I had meant to retire from indexing. I stopped looking for work. Then a book came along that was really tempting, so I did it. And then some more. So I am still indexing. I have just finished three books that were very time-consuming, so I haven’t blogged for a while. I’d like to mention the last one. It is a Western Civilization text book called just that: Western Civilization. Originally two volumes, it has been condensed to one, and that’s what I indexed. The author is Jackson J. Spielvogel. I had not heard of him, but I sure wanted to find out about him after I started reading. He is now an emeritus professor at Penn State where he has won great renown as an outstanding teacher and textbook writer.
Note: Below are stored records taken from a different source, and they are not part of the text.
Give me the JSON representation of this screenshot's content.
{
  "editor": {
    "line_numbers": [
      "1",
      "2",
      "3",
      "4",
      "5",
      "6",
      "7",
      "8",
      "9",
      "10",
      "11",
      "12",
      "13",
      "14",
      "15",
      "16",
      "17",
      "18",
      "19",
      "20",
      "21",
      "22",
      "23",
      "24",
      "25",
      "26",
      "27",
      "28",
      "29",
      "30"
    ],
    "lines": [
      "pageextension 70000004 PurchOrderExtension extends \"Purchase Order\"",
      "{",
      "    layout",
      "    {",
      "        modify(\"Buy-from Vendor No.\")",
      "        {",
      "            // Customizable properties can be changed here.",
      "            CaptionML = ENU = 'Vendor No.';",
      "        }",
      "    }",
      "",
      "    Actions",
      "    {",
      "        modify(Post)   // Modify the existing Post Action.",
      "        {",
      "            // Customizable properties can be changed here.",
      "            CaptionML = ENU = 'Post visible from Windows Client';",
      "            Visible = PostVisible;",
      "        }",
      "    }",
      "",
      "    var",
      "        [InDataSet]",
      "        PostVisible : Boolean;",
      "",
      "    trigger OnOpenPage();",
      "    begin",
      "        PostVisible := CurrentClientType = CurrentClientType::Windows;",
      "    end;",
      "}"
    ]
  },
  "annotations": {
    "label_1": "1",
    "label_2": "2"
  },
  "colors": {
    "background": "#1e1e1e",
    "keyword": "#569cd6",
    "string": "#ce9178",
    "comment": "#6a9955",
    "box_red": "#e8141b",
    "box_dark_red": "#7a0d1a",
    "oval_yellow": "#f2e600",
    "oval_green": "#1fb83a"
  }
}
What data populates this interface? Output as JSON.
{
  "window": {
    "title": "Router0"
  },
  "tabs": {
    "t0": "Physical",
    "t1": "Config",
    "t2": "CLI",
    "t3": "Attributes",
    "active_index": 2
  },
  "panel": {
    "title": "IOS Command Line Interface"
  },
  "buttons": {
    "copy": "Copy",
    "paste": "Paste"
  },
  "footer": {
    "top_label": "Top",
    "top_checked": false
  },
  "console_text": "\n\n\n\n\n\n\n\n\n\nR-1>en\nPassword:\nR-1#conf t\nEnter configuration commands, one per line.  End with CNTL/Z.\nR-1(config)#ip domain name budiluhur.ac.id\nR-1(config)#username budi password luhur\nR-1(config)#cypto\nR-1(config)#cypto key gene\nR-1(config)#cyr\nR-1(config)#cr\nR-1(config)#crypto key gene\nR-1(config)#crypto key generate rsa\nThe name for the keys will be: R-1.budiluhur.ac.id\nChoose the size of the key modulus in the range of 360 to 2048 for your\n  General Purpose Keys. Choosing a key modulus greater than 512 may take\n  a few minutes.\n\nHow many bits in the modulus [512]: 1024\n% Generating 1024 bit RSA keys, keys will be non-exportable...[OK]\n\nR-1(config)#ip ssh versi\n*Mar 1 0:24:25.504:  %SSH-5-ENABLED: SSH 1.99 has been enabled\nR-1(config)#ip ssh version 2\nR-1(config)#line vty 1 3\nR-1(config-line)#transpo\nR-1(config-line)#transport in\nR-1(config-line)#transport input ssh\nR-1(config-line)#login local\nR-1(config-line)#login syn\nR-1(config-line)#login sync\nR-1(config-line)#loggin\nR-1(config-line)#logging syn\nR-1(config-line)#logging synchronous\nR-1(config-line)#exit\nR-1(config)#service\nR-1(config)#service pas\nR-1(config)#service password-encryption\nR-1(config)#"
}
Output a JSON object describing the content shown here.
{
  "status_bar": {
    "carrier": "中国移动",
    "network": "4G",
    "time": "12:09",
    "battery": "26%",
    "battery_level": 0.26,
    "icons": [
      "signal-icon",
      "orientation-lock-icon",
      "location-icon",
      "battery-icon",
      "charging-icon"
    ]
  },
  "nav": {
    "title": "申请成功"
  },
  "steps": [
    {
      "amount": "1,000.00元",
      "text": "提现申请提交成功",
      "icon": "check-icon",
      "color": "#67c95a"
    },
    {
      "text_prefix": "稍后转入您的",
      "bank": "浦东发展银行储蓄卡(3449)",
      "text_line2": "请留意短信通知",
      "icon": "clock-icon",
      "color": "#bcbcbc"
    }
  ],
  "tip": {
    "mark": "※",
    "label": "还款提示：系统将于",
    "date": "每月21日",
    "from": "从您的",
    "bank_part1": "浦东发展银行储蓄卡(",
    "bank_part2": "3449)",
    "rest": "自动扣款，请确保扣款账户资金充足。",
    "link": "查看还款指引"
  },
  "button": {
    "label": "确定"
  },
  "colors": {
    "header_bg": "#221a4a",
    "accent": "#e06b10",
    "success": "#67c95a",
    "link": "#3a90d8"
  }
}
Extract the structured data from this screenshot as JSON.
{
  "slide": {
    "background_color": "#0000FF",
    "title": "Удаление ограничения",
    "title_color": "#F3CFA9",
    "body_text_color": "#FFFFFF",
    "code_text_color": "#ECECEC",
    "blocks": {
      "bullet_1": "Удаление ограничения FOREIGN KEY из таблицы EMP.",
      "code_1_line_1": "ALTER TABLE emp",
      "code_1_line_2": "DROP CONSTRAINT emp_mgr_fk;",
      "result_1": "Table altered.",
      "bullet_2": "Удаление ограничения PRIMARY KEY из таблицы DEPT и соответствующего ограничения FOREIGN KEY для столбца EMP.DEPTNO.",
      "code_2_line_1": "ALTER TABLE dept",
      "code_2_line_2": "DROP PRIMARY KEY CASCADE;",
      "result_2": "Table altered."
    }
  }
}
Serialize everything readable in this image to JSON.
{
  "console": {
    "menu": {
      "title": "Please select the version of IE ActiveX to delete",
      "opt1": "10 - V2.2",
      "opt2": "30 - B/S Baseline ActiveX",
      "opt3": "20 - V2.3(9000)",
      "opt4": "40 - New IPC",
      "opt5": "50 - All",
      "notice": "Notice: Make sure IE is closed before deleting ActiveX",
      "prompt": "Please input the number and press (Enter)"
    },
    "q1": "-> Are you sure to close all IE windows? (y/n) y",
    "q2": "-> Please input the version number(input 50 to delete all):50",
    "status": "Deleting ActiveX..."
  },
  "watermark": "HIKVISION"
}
The book Western Civilizaton is extraordinary for a number of reasons. Spielvogel writes about all kinds of people, not just kings and queens and presidents. He often reminds us that throughout history, most people have been ordinary people: not rich, not fancy, not influential in the world, but nonetheless they have been by far the largest number of people, and their fates have often lain outside their own hands: they’ve had to serve in armies, they’ve been victims of disease, they’ve been slaughtered and brutalized and made serfs and enslaved. More or less chronological, the narration nonetheless does not provide a long list of dates to remember. Rather, Spielvogel provides glimpses across the years of a century, say, of the effects events and people had on each other: religion on rulers, loss of meaning on art, the Black Death on people’s attitudes towards being alive. There are few heroes. There is no underlying belief in progress or a happy ending. Rather, currents ebb and flow. Capitalism is not the salvation of man, nor is the Enlightenment idea of progress. In fact, the Enlightenment itself, at this point such an unexamined foundation of much US and western culture is presented as more or less as one of many systems of thought and belief which were efforts to give sense and order to life. That’s not quite fair. Spielvogel addresses the very real achievements of science and art, among other things. But he certainly doesn’t consider Enlightenment thought the path to salvation. I will just stick in here the fact that in Spain at least, the Enlightenment, contrary to its influence in England and France, was used to justify the inequality of human beings: to explain to the peasants and the merchants and the servants that hierarchy was the natural order of things, and they were on the bottom rungs. Groups that receive short shrift in other texts, or at least the ones I know of (and I am WAY out of date) are here in sympathetic detail: Jews, women, prostitutes, for instance. Gays. When he discusses art and music and literature, he introduces people I’d never heard of but who nonetheless in some significant way personified their eras or changed them. Art and music and literature are not apart from history but woven right into its tapestry. It’s a wonderfully readable book. If you want to once again after many years dig into Western Civ, do it with this book. It was so readable I spent too much time reading it and ended up probably giving the index short shrift.